Amid the confusion, several squadrons of black boots emerged from behind the barricade and entered into formation to carry out the eviction. Almost all the cobbled streets of Old San Juan once again witnessed scenes of street fights between protesters resisting the order to disperse, and riot police shooting rubber bullets and pellets at close range, trampling and kicking those who fell to the ground, and smothering those who had yet to recover from the previous onslaught of tear gas. Three other people were violently arrested and must appear before a judge in September to settle their criminal charges. Dozens more were injured, including a 70-year-old trumpet player and a young trans woman who had to go to the hospital to remove pellets embedded in her skin.

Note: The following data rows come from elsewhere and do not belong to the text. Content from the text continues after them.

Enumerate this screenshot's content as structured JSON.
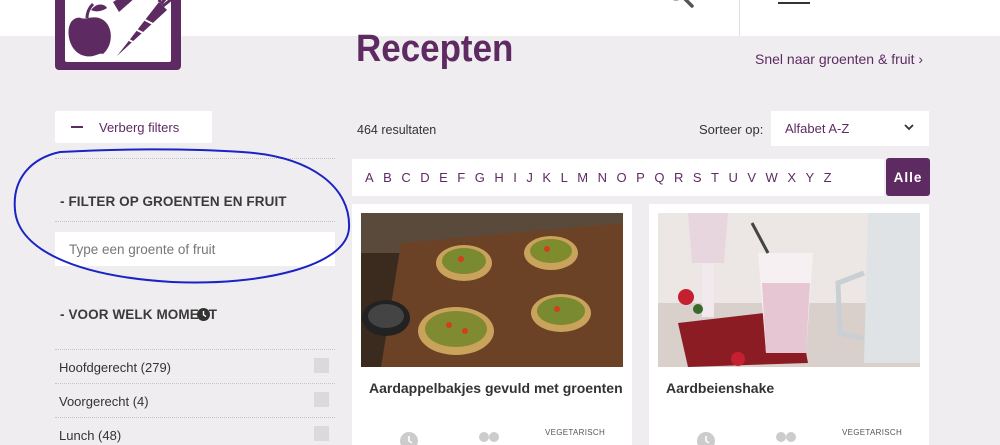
{
  "header": {
    "logo_alt": "",
    "search_icon": "search-icon",
    "menu_icon": "hamburger-icon"
  },
  "page": {
    "title": "Recepten",
    "quick_link": "Snel naar groenten & fruit ›"
  },
  "sidebar": {
    "hide_filters_label": "Verberg filters",
    "veg_filter_heading": "- FILTER OP GROENTEN EN FRUIT",
    "veg_input_placeholder": "Type een groente of fruit",
    "moment_heading": "- VOOR WELK MOMENT",
    "moment_icon": "clock-icon",
    "moments": [
      {
        "label": "Hoofdgerecht (279)"
      },
      {
        "label": "Voorgerecht (4)"
      },
      {
        "label": "Lunch (48)"
      }
    ]
  },
  "results": {
    "count_label": "464 resultaten",
    "sort_label": "Sorteer op:",
    "sort_value": "Alfabet A-Z",
    "letters": [
      "A",
      "B",
      "C",
      "D",
      "E",
      "F",
      "G",
      "H",
      "I",
      "J",
      "K",
      "L",
      "M",
      "N",
      "O",
      "P",
      "Q",
      "R",
      "S",
      "T",
      "U",
      "V",
      "W",
      "X",
      "Y",
      "Z"
    ],
    "all_label": "Alle"
  },
  "cards": [
    {
      "title": "Aardappelbakjes gevuld met groenten",
      "tag": "VEGETARISCH"
    },
    {
      "title": "Aardbeienshake",
      "tag": "VEGETARISCH"
    }
  ],
  "colors": {
    "brand": "#5e2a62",
    "annotation": "#1a23c4",
    "background": "#efedf0"
  }
}
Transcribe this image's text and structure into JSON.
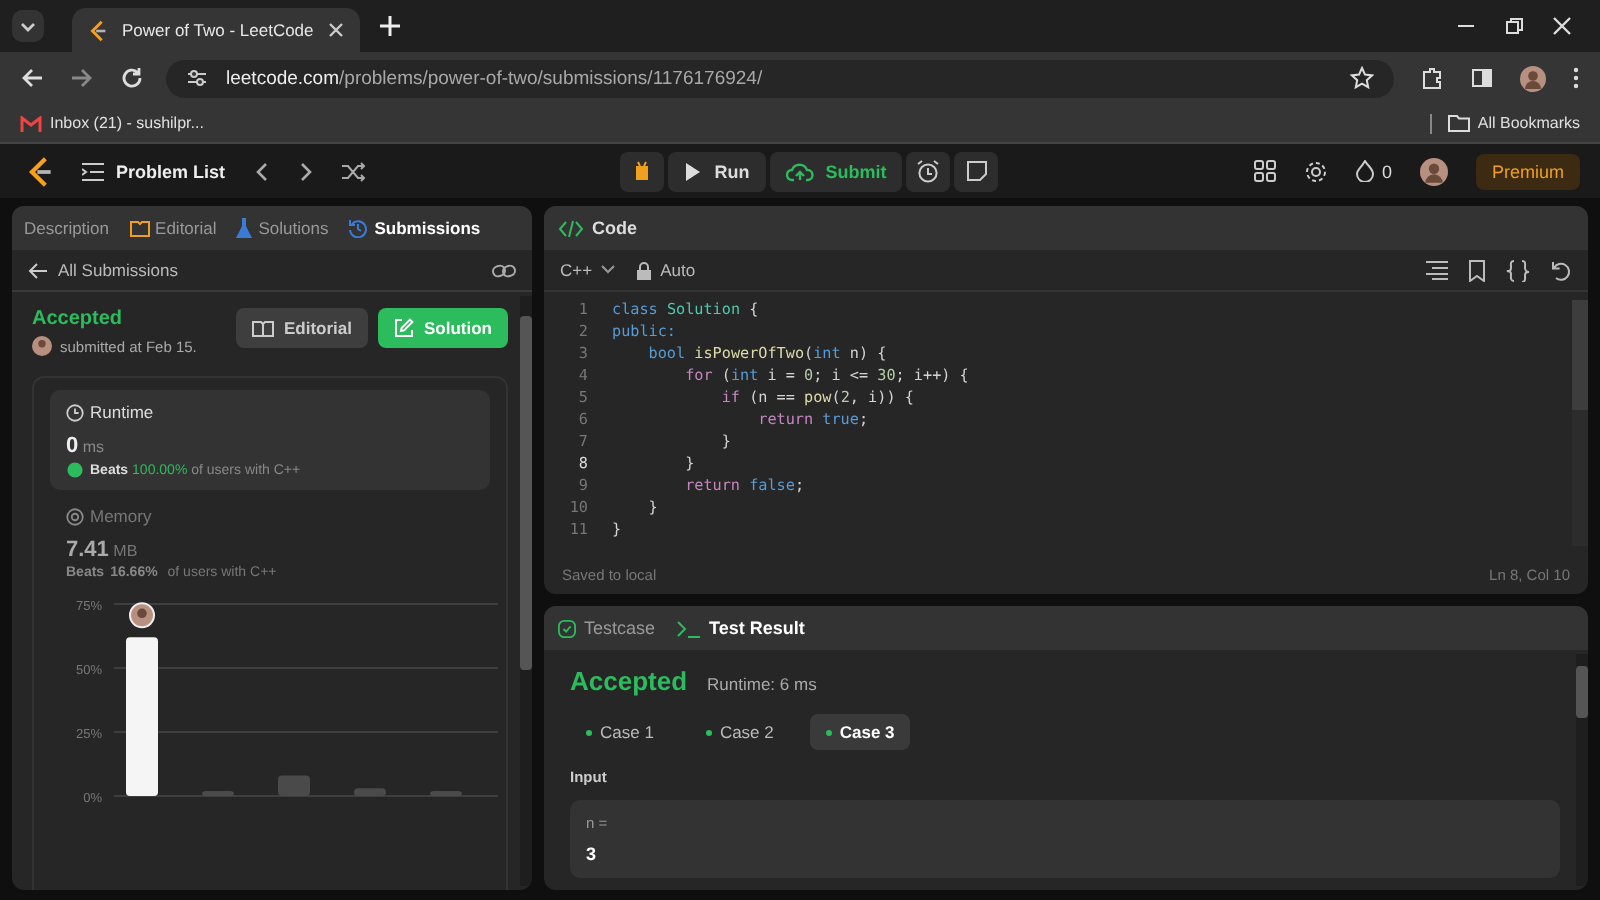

The next day, the police commissioner, who remains under US court supervision due to a pattern of civil rights violations, justified the violent raid, arguing that the officers had been assaulted with eggs, stones and even a shovel, which turned out to be a prop of an actor who had turned up at the protest as Pateco the gravedigger. A new, anonymous call for a rally on Saturday night is now circulating social media.